Incoming travelers with incomplete vaccination must undergo a 14-day quarantine with the Bureau of Quarantine monitoring them for seven days for Covid-19 symptoms. After the seven days, they are required to monitor themselves for symptoms in the next seven days.
Upon completion of the seven-day quarantine, the BoQ shall issue a certificate indicating the individual’s vaccination status.
The IATF resolution says that those vaccinated abroad must carry their official documentation of full vaccination validated through the Philippine Overseas Labor Offices (POLO), or present their international certificate of vaccination, whichever is applicable.
• IATF in Covid-19 balancing act
BALANCING various pressures, the IATF said “the continued implementation of proactive measures and restrictions must be put in place to slow down the surge in Covid-19 cases, stop further spread of variants, buy time for the health system to cope, and to protect more lives.”
The IATF kept until July 15 its travel restrictions under its Resolution 123 on Bangladesh, India, Nepal, Pakistan, Sri Lanka, Oman, and the United Arab Emirates to help prevent the entry of the more infectious Delta variant of the coronavirus detected in those countries.
Health Undersecretary Leopoldo Vega stressed in a presscon Monday the need to intensify border control and the monitoring of arrivals. He said 17 cases of Delta variants had been identified through genome sequencing, but that no local transmission has been recorded.
Among the critical entry points being watched are Bacolod, Baguio, Cagayan de Oro, Dumaguete, Iloilo, General Santos, Legazpi, Naga, Tuguegarao, and Zamboanga.
Covid-19 cases have been waning in Metro Manila, but some areas in Eastern and Western Visayas, Caraga, Zamboanga peninsula, Davao Region, and Soccskasargen (South Cotabato, Cotabato, Sultan Kudarat Sarangani, and General Santos) have been classified as “high-risk.”
Seeing that it will likely fail to keep its promise to achieve herd immunity (some 70 percent of the population vaccinated) by Christmas, the administration has lowered its sight to a so-called “population protection” that entails inoculating only some 50 percent of the people.
• Care for mixed vaccine cocktail?

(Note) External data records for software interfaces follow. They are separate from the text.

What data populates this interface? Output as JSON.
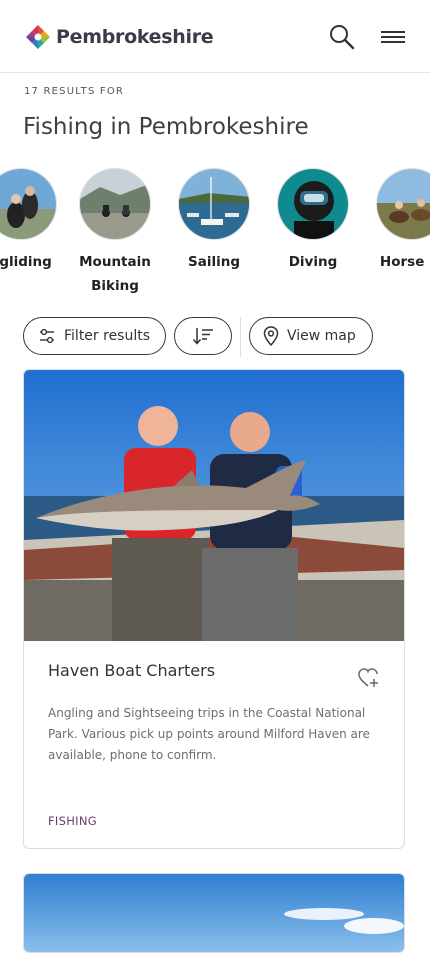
{
  "header": {
    "brand": "Pembrokeshire",
    "brand_color": "#3d3a4a"
  },
  "results": {
    "count_label": "17 RESULTS FOR",
    "title": "Fishing in Pembrokeshire"
  },
  "activities": [
    {
      "label": "agliding",
      "icon": "paragliding-photo"
    },
    {
      "label": "Mountain Biking",
      "icon": "mountain-biking-photo"
    },
    {
      "label": "Sailing",
      "icon": "sailing-photo"
    },
    {
      "label": "Diving",
      "icon": "diving-photo"
    },
    {
      "label": "Horse Ri",
      "icon": "horse-riding-photo"
    }
  ],
  "filters": {
    "filter_label": "Filter results",
    "map_label": "View map"
  },
  "card": {
    "title": "Haven Boat Charters",
    "description": "Angling and Sightseeing trips in the Coastal National Park. Various pick up points around Milford Haven are available, phone to confirm.",
    "tag": "FISHING",
    "tag_color": "#6a3c6c"
  },
  "colors": {
    "border": "#dddddd",
    "text": "#333333"
  }
}
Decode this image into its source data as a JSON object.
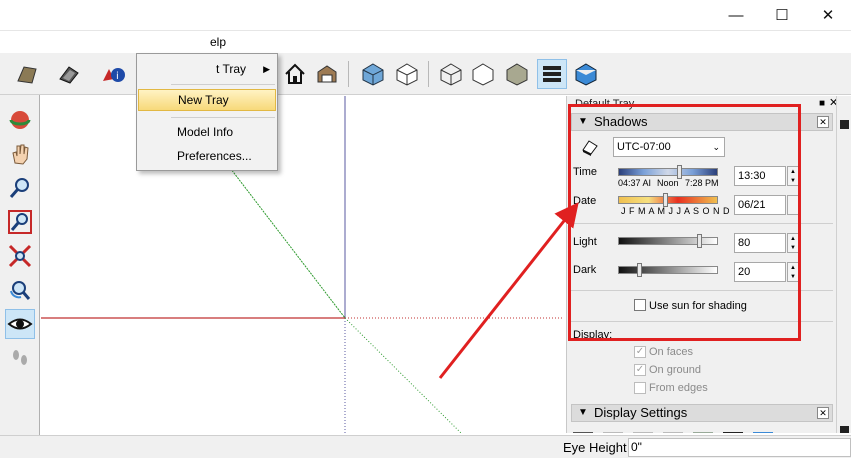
{
  "window": {
    "min_glyph": "—",
    "max_glyph": "☐",
    "close_glyph": "✕"
  },
  "menu": {
    "help_partial": "elp"
  },
  "dropdown": {
    "items": [
      {
        "label": "t Tray",
        "has_submenu": true
      },
      {
        "label": "New Tray",
        "highlighted": true
      },
      {
        "label": "Model Info"
      },
      {
        "label": "Preferences..."
      }
    ]
  },
  "toolbar": {
    "icons": [
      "paint-bucket-icon",
      "components-icon",
      "model-info-icon",
      "home-view-icon",
      "warehouse-icon",
      "iso-view-icon",
      "top-view-icon",
      "front-view-icon",
      "right-view-icon",
      "back-view-icon",
      "xray-style-icon",
      "shaded-style-icon",
      "monochrome-style-icon",
      "texture-style-icon"
    ]
  },
  "left_toolbar": {
    "icons": [
      "orbit-icon",
      "pan-icon",
      "zoom-icon",
      "zoom-window-icon",
      "zoom-extents-icon",
      "previous-view-icon",
      "look-around-icon",
      "walk-icon"
    ]
  },
  "tray": {
    "title": "Default Tray",
    "pin_glyph": "📌",
    "shadows": {
      "header": "Shadows",
      "timezone": "UTC-07:00",
      "time_label": "Time",
      "time_start": "04:37 AI",
      "time_noon": "Noon",
      "time_end": "7:28 PM",
      "time_value": "13:30",
      "date_label": "Date",
      "months": "J F M A M J J A S O N D",
      "date_value": "06/21",
      "light_label": "Light",
      "light_value": "80",
      "dark_label": "Dark",
      "dark_value": "20",
      "use_sun_label": "Use sun for shading",
      "display_label": "Display:",
      "on_faces": "On faces",
      "on_ground": "On ground",
      "from_edges": "From edges"
    },
    "display_settings": {
      "header": "Display Settings"
    }
  },
  "status": {
    "label": "Eye Height",
    "value": "0\""
  },
  "colors": {
    "highlight": "#e02020",
    "menu_highlight": "#f7d97a",
    "axis_red": "#c03030",
    "axis_green": "#2e9a2e",
    "axis_blue": "#5a5aa0"
  }
}
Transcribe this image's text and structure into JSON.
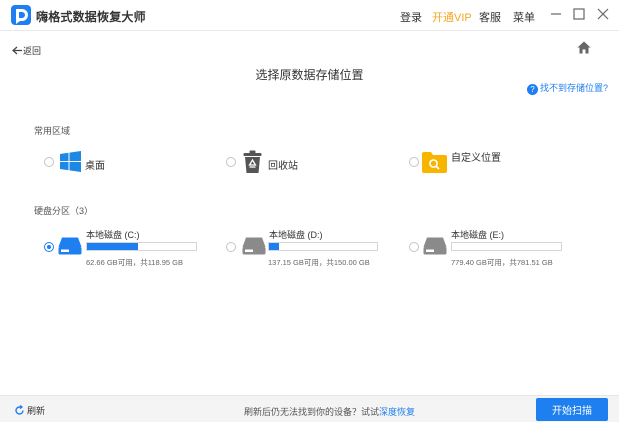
{
  "app": {
    "title": "嗨格式数据恢复大师",
    "accent": "#1e7ff0",
    "vip_color": "#f5a623"
  },
  "titlebar": {
    "menu": [
      {
        "label": "登录"
      },
      {
        "label": "开通VIP"
      },
      {
        "label": "客服"
      },
      {
        "label": "菜单"
      }
    ]
  },
  "nav": {
    "back_label": "返回"
  },
  "page_title": "选择原数据存储位置",
  "help": {
    "label": "找不到存储位置?"
  },
  "common": {
    "label": "常用区域",
    "items": [
      {
        "label": "桌面",
        "icon": "windows-icon",
        "selected": false
      },
      {
        "label": "回收站",
        "icon": "recycle-bin-icon",
        "selected": false
      },
      {
        "label": "自定义位置",
        "icon": "folder-search-icon",
        "selected": false
      }
    ]
  },
  "partitions": {
    "label": "硬盘分区（3）",
    "items": [
      {
        "name": "本地磁盘 (C:)",
        "capacity": "62.66 GB可用，共118.95 GB",
        "used_fraction": 0.47,
        "selected": true,
        "icon": "hard-disk-icon"
      },
      {
        "name": "本地磁盘 (D:)",
        "capacity": "137.15 GB可用，共150.00 GB",
        "used_fraction": 0.09,
        "selected": false,
        "icon": "hard-disk-icon"
      },
      {
        "name": "本地磁盘 (E:)",
        "capacity": "779.40 GB可用，共781.51 GB",
        "used_fraction": 0.0,
        "selected": false,
        "icon": "hard-disk-icon"
      }
    ]
  },
  "footer": {
    "refresh_label": "刷新",
    "message": "刷新后仍无法找到你的设备？试试",
    "deep_link": "深度恢复",
    "scan_button": "开始扫描"
  }
}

IF IT’S time for your second vaccine dose but the brand used for the first is not available, can another one be used? Then there are those who had China-made Sinovac for their first dose but want to shift to a Western brand for the second shot.
Will a mix-and-match approach to Covid vaccines work? Does it pose any serious risk to the vaccinee?
A BBC News report two days ago said using different brands for first and later doses appears to give good protection against the pandemic virus.
The “Com-Cov trial” reported by BBC looked at the efficacy of either two doses of Pfizer, two of AstraZeneca, or one of them followed by the other.
“All combinations worked well, priming the immune system,” it said, quoting experts as saying. “This knowledge could offer flexibility for vaccine rollout.”
BBC went on: “The trial results also hint that people who have already received two doses of AstraZeneca vaccine could have a stronger immune response if they were given a different jab as a booster if recommended in the autumn.
“The UK’s deputy chief medical officer, Prof. Jonathan Van-Tam, said there was no reason to change the current successful same-dose vaccine schedules in the UK, however, given vaccines were in good supply and saving lives.”
Spain and Germany are offering the Pfizer or Moderna mRNA vaccines as a second dose to younger people who have already received a first dose of the AstraZeneca vaccine, following concerns about rare but serious blood clots, rather than about efficacy.